One outcome of the economic ministers’ meeting appears to be they need further detail from Opel on its restructuring plan.

“Our position is very clear,” said the North-Rhine Westphalia spokesman. “We fight in favour of the plan to improve Opel’s situation – together with the other Länder – but first we need an assessment of the situation.

“We need some figures from Opel about the financial means they need.
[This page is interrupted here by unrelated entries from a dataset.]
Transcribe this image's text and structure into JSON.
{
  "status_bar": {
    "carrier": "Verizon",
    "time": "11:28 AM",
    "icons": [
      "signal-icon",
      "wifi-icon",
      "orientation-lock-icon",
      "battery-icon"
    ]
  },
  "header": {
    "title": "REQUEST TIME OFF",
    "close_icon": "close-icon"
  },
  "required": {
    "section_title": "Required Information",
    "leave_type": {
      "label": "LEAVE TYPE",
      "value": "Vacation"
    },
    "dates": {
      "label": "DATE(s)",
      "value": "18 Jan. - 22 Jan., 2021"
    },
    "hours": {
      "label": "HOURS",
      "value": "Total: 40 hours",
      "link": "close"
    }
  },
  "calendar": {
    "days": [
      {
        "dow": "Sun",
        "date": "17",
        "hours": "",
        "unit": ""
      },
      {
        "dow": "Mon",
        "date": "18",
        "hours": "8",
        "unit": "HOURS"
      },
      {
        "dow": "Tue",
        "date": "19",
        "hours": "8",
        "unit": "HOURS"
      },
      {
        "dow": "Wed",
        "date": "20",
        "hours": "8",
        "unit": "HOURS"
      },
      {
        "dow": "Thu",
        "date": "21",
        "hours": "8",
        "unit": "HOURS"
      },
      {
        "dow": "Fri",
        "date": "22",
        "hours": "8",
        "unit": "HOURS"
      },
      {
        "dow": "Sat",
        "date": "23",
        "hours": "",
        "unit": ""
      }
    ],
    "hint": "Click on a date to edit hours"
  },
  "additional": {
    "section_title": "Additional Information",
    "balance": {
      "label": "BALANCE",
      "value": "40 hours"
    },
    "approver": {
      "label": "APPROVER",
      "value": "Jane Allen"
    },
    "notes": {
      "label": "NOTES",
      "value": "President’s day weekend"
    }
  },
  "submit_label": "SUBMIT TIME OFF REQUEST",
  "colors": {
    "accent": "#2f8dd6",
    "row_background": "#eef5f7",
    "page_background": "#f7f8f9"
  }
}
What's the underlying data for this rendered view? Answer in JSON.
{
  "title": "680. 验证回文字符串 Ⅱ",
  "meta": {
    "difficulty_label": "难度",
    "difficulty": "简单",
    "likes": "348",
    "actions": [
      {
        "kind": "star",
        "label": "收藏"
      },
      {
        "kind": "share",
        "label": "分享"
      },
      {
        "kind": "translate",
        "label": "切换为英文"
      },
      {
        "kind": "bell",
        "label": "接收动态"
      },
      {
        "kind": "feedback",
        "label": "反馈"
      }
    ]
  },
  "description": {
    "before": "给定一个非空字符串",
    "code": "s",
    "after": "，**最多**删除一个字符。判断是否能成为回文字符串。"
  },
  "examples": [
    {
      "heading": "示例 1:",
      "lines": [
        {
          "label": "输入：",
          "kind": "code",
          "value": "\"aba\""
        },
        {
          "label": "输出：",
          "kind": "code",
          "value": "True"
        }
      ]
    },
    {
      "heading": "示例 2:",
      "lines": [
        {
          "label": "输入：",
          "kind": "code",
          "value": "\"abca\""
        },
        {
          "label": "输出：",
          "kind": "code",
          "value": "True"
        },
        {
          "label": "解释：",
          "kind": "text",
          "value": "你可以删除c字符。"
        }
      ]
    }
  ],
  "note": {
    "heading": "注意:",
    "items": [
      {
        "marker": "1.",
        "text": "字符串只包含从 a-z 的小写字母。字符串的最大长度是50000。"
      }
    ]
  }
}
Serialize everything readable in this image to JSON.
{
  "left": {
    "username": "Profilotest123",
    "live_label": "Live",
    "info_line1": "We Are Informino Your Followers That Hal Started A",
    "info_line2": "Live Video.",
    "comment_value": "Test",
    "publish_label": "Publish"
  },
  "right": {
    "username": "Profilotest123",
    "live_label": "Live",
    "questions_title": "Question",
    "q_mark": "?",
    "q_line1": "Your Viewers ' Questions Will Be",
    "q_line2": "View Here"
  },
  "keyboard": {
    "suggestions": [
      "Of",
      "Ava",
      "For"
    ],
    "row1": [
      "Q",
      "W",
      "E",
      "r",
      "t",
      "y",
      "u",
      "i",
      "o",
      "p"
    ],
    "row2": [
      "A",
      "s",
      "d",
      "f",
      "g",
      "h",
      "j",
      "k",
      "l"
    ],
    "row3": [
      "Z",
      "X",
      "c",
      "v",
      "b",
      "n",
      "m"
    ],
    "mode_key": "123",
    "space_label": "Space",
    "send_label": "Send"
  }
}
We are still optimistic the Länder will find a way to help with restructuring.”

The spokesman added Opel was looking to cut 1,800 jobs at its Bochum plant in the region as part of a Europe-wide restructuring plan to slash capacity by around 20%.

However, the regional government is insisting any such headcount reduction is achieved without compulsory redundancies and is done in a way “socially agreeable to the trade unions.”

A spokesman for GM in Germany confirmed the meeting of the Länders’ economic ministers yesterday and that although no further schedule of negotiations is available, noted the States were hopeful a solution to Opel could be found.

“Voices from the Länder [were] that they were willing to handle this quickly,” he said.